Data records for software interfaces:
++++++++

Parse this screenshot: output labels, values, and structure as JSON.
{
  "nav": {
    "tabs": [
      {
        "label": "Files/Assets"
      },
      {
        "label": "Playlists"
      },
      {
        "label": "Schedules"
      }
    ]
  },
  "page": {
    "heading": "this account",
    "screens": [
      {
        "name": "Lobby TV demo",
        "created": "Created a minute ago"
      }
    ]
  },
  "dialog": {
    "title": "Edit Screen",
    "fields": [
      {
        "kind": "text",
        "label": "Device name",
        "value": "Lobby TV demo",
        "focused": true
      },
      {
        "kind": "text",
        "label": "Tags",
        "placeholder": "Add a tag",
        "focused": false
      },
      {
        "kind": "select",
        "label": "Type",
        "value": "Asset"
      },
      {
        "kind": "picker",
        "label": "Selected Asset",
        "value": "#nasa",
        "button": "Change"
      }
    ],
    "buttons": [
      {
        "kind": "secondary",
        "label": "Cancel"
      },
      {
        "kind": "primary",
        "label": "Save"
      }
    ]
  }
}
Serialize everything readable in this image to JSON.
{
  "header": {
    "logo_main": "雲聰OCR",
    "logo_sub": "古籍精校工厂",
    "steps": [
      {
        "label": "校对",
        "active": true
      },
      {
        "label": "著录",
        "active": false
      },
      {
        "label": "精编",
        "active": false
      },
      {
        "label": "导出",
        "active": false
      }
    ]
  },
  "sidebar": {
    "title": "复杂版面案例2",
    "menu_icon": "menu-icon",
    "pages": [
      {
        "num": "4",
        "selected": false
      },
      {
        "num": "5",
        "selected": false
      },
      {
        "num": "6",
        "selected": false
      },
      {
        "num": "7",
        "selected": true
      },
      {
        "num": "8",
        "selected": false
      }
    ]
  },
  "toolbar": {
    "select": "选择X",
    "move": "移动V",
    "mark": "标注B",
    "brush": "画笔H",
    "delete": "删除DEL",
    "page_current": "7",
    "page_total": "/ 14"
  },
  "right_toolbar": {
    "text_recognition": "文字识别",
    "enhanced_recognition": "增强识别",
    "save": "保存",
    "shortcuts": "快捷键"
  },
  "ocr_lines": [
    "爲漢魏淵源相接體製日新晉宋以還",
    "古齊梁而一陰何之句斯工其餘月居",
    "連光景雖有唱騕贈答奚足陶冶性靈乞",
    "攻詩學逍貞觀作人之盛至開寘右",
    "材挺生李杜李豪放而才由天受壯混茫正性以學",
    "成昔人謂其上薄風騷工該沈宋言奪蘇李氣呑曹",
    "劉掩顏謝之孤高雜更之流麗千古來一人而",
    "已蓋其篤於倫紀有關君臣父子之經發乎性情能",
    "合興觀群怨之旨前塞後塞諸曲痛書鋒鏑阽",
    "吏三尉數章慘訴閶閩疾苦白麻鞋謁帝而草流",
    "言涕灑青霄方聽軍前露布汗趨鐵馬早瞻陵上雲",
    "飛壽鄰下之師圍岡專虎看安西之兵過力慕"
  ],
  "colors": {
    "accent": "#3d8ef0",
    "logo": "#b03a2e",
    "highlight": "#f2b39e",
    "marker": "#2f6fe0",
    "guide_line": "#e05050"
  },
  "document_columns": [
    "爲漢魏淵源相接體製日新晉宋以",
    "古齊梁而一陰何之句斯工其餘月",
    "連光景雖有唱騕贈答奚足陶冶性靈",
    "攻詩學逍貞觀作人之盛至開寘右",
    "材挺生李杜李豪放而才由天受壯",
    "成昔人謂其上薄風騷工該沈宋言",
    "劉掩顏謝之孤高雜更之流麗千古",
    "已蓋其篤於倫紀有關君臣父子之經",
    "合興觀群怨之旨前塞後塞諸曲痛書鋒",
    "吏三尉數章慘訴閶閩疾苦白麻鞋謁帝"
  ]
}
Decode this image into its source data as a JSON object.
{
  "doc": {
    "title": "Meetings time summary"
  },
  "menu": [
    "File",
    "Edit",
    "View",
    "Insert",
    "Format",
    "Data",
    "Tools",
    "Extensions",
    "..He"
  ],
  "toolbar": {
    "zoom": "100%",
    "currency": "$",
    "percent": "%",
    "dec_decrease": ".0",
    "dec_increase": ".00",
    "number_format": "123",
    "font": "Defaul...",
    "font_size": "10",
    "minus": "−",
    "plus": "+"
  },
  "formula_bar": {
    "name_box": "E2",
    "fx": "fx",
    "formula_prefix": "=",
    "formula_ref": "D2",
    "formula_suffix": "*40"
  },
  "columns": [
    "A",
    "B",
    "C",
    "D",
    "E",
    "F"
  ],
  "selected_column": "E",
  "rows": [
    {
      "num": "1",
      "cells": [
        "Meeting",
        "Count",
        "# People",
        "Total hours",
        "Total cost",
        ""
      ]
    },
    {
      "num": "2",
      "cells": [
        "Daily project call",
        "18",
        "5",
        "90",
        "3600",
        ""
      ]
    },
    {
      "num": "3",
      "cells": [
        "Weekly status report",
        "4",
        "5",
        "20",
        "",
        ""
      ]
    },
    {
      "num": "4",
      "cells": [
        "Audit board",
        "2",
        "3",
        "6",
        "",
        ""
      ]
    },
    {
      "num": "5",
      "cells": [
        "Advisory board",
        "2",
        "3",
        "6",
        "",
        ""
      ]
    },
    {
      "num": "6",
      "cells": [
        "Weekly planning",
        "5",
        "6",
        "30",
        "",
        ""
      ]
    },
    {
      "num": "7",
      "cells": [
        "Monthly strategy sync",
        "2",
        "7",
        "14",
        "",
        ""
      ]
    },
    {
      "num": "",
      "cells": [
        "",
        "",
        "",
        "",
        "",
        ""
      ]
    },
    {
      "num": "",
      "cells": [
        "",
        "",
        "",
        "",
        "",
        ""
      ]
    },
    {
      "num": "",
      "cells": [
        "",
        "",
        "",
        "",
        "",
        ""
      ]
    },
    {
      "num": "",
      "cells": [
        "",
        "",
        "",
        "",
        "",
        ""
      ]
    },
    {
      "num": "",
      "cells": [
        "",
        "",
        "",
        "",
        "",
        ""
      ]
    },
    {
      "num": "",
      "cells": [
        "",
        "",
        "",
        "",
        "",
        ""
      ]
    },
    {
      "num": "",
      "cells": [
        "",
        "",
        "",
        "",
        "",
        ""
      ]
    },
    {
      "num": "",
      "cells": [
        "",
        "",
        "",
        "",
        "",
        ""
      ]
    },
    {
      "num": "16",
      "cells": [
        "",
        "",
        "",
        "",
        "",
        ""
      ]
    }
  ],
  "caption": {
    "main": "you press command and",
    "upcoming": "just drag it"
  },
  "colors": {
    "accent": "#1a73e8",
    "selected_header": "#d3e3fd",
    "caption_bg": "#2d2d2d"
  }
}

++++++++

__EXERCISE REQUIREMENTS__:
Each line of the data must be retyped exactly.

__EXPECTED OUTPUT__:
Parse this screenshot: output labels, values, and structure as JSON.
{
  "nav": {
    "tabs": [
      {
        "label": "Files/Assets"
      },
      {
        "label": "Playlists"
      },
      {
        "label": "Schedules"
      }
    ]
  },
  "page": {
    "heading": "this account",
    "screens": [
      {
        "name": "Lobby TV demo",
        "created": "Created a minute ago"
      }
    ]
  },
  "dialog": {
    "title": "Edit Screen",
    "fields": [
      {
        "kind": "text",
        "label": "Device name",
        "value": "Lobby TV demo",
        "focused": true
      },
      {
        "kind": "text",
        "label": "Tags",
        "placeholder": "Add a tag",
        "focused": false
      },
      {
        "kind": "select",
        "label": "Type",
        "value": "Asset"
      },
      {
        "kind": "picker",
        "label": "Selected Asset",
        "value": "#nasa",
        "button": "Change"
      }
    ],
    "buttons": [
      {
        "kind": "secondary",
        "label": "Cancel"
      },
      {
        "kind": "primary",
        "label": "Save"
      }
    ]
  }
}
Serialize everything readable in this image to JSON.
{
  "header": {
    "logo_main": "雲聰OCR",
    "logo_sub": "古籍精校工厂",
    "steps": [
      {
        "label": "校对",
        "active": true
      },
      {
        "label": "著录",
        "active": false
      },
      {
        "label": "精编",
        "active": false
      },
      {
        "label": "导出",
        "active": false
      }
    ]
  },
  "sidebar": {
    "title": "复杂版面案例2",
    "menu_icon": "menu-icon",
    "pages": [
      {
        "num": "4",
        "selected": false
      },
      {
        "num": "5",
        "selected": false
      },
      {
        "num": "6",
        "selected": false
      },
      {
        "num": "7",
        "selected": true
      },
      {
        "num": "8",
        "selected": false
      }
    ]
  },
  "toolbar": {
    "select": "选择X",
    "move": "移动V",
    "mark": "标注B",
    "brush": "画笔H",
    "delete": "删除DEL",
    "page_current": "7",
    "page_total": "/ 14"
  },
  "right_toolbar": {
    "text_recognition": "文字识别",
    "enhanced_recognition": "增强识别",
    "save": "保存",
    "shortcuts": "快捷键"
  },
  "ocr_lines": [
    "爲漢魏淵源相接體製日新晉宋以還",
    "古齊梁而一陰何之句斯工其餘月居",
    "連光景雖有唱騕贈答奚足陶冶性靈乞",
    "攻詩學逍貞觀作人之盛至開寘右",
    "材挺生李杜李豪放而才由天受壯混茫正性以學",
    "成昔人謂其上薄風騷工該沈宋言奪蘇李氣呑曹",
    "劉掩顏謝之孤高雜更之流麗千古來一人而",
    "已蓋其篤於倫紀有關君臣父子之經發乎性情能",
    "合興觀群怨之旨前塞後塞諸曲痛書鋒鏑阽",
    "吏三尉數章慘訴閶閩疾苦白麻鞋謁帝而草流",
    "言涕灑青霄方聽軍前露布汗趨鐵馬早瞻陵上雲",
    "飛壽鄰下之師圍岡專虎看安西之兵過力慕"
  ],
  "colors": {
    "accent": "#3d8ef0",
    "logo": "#b03a2e",
    "highlight": "#f2b39e",
    "marker": "#2f6fe0",
    "guide_line": "#e05050"
  },
  "document_columns": [
    "爲漢魏淵源相接體製日新晉宋以",
    "古齊梁而一陰何之句斯工其餘月",
    "連光景雖有唱騕贈答奚足陶冶性靈",
    "攻詩學逍貞觀作人之盛至開寘右",
    "材挺生李杜李豪放而才由天受壯",
    "成昔人謂其上薄風騷工該沈宋言",
    "劉掩顏謝之孤高雜更之流麗千古",
    "已蓋其篤於倫紀有關君臣父子之經",
    "合興觀群怨之旨前塞後塞諸曲痛書鋒",
    "吏三尉數章慘訴閶閩疾苦白麻鞋謁帝"
  ]
}
Decode this image into its source data as a JSON object.
{
  "doc": {
    "title": "Meetings time summary"
  },
  "menu": [
    "File",
    "Edit",
    "View",
    "Insert",
    "Format",
    "Data",
    "Tools",
    "Extensions",
    "..He"
  ],
  "toolbar": {
    "zoom": "100%",
    "currency": "$",
    "percent": "%",
    "dec_decrease": ".0",
    "dec_increase": ".00",
    "number_format": "123",
    "font": "Defaul...",
    "font_size": "10",
    "minus": "−",
    "plus": "+"
  },
  "formula_bar": {
    "name_box": "E2",
    "fx": "fx",
    "formula_prefix": "=",
    "formula_ref": "D2",
    "formula_suffix": "*40"
  },
  "columns": [
    "A",
    "B",
    "C",
    "D",
    "E",
    "F"
  ],
  "selected_column": "E",
  "rows": [
    {
      "num": "1",
      "cells": [
        "Meeting",
        "Count",
        "# People",
        "Total hours",
        "Total cost",
        ""
      ]
    },
    {
      "num": "2",
      "cells": [
        "Daily project call",
        "18",
        "5",
        "90",
        "3600",
        ""
      ]
    },
    {
      "num": "3",
      "cells": [
        "Weekly status report",
        "4",
        "5",
        "20",
        "",
        ""
      ]
    },
    {
      "num": "4",
      "cells": [
        "Audit board",
        "2",
        "3",
        "6",
        "",
        ""
      ]
    },
    {
      "num": "5",
      "cells": [
        "Advisory board",
        "2",
        "3",
        "6",
        "",
        ""
      ]
    },
    {
      "num": "6",
      "cells": [
        "Weekly planning",
        "5",
        "6",
        "30",
        "",
        ""
      ]
    },
    {
      "num": "7",
      "cells": [
        "Monthly strategy sync",
        "2",
        "7",
        "14",
        "",
        ""
      ]
    },
    {
      "num": "",
      "cells": [
        "",
        "",
        "",
        "",
        "",
        ""
      ]
    },
    {
      "num": "",
      "cells": [
        "",
        "",
        "",
        "",
        "",
        ""
      ]
    },
    {
      "num": "",
      "cells": [
        "",
        "",
        "",
        "",
        "",
        ""
      ]
    },
    {
      "num": "",
      "cells": [
        "",
        "",
        "",
        "",
        "",
        ""
      ]
    },
    {
      "num": "",
      "cells": [
        "",
        "",
        "",
        "",
        "",
        ""
      ]
    },
    {
      "num": "",
      "cells": [
        "",
        "",
        "",
        "",
        "",
        ""
      ]
    },
    {
      "num": "",
      "cells": [
        "",
        "",
        "",
        "",
        "",
        ""
      ]
    },
    {
      "num": "",
      "cells": [
        "",
        "",
        "",
        "",
        "",
        ""
      ]
    },
    {
      "num": "16",
      "cells": [
        "",
        "",
        "",
        "",
        "",
        ""
      ]
    }
  ],
  "caption": {
    "main": "you press command and",
    "upcoming": "just drag it"
  },
  "colors": {
    "accent": "#1a73e8",
    "selected_header": "#d3e3fd",
    "caption_bg": "#2d2d2d"
  }
}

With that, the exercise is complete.